Product Liability

Jury sides with CA man who was injured after striking wild pig

It seems bizarre that a man could be awarded millions of dollars after striking a wild pig while motorcycling along a road in California, but that’s what happened to Adam Rogers, a 45-year-old resident of Seaside. Rogers was biking along Highway 1 in 2003 when he struck the pig around midnight, whereupon he was thrown from his motorcycle, receiving several debilitating and permanent injuries. A former champion kick boxer and karate instructor, Rogers spent months in a coma after the wreck and is now wheelchair bound. He also undergoes intensive physical therapy to this day and will continue to require a great deal of medical attention for the rest of his life.

The incident seems like just one of those things that happens – a freak accident that’s just as much the pig’s fault as anyone else’s. So why did the jury award Rogers $8.6 million?

After hearing court testimony, the jury in Rogers’ case found California state highway officials to blame for the accident.

“When we began, people said the state can’t be held responsible for a wild animal and, as a general rule, that’s true,” the plaintiff’s attorney told the Silicon Valley Mercury News. “But the jury found that this was a situation the state created itself and then didn’t do anything about.”

Rogers’ attorney argued that the state is responsible for the accident because it knew that some vegetation from an environmental restoration project along the road attracted a growing number of wild pigs, but neglected to do anything about the problem.

It was only after Rogers’ accident that the state erected pig crossing signs to warn motorists.
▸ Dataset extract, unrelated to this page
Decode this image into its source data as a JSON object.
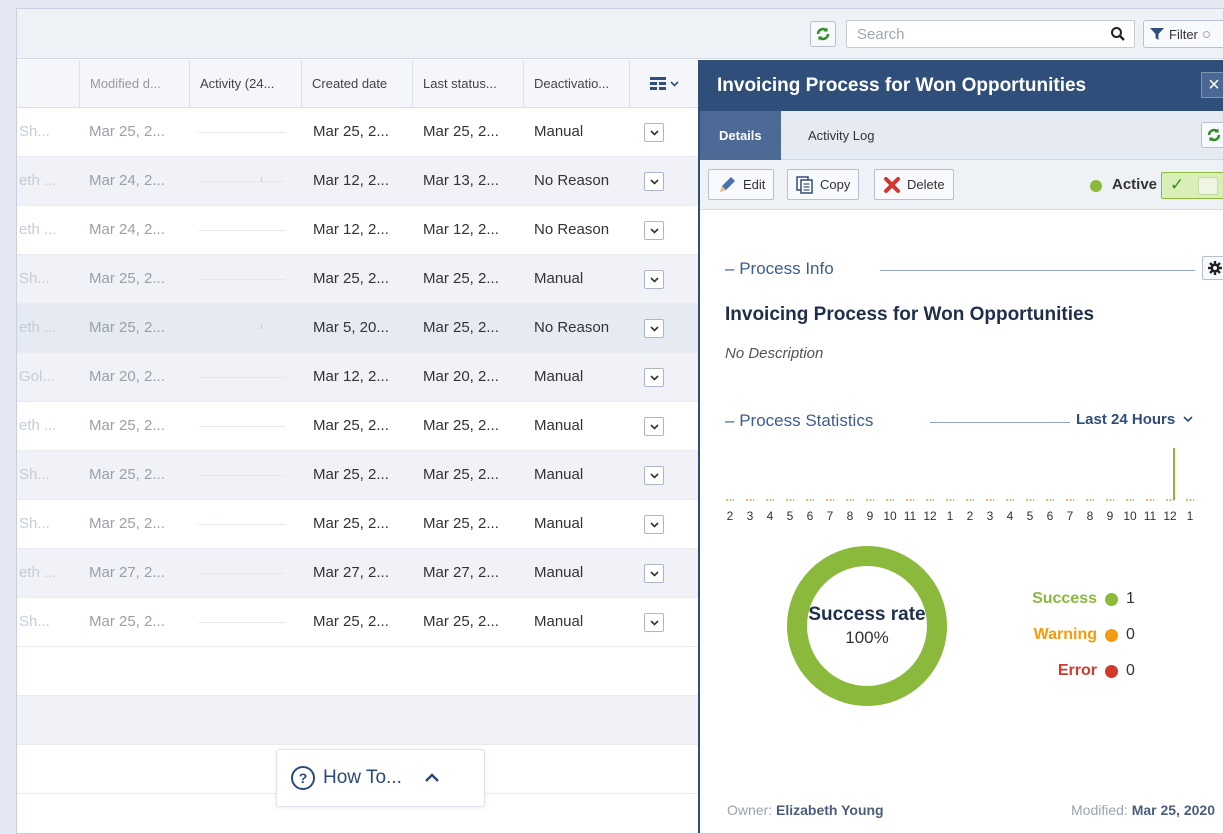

Later, the state hired hunters to thin the pig population in the area.

The state argued that Rogers crashed into the pig because he had a blood alcohol level of .10 at the time of the accident. The jury agreed that Rogers was negligent in that regard, which likely diminished his overall reward, but the jurors believed that the state’s negligence was far greater. Experts demonstrated on the plaintiff’s behalf the difficulty anyone would have seeing wild pigs in the road at midnight.

The court designated about $6.8 million of the reward for Rogers’ future medical bills. Rogers’ wife received $500,000 for “loss of consortium.” The remaining sum covers loss of income, medical expenses already incurred, and other damages.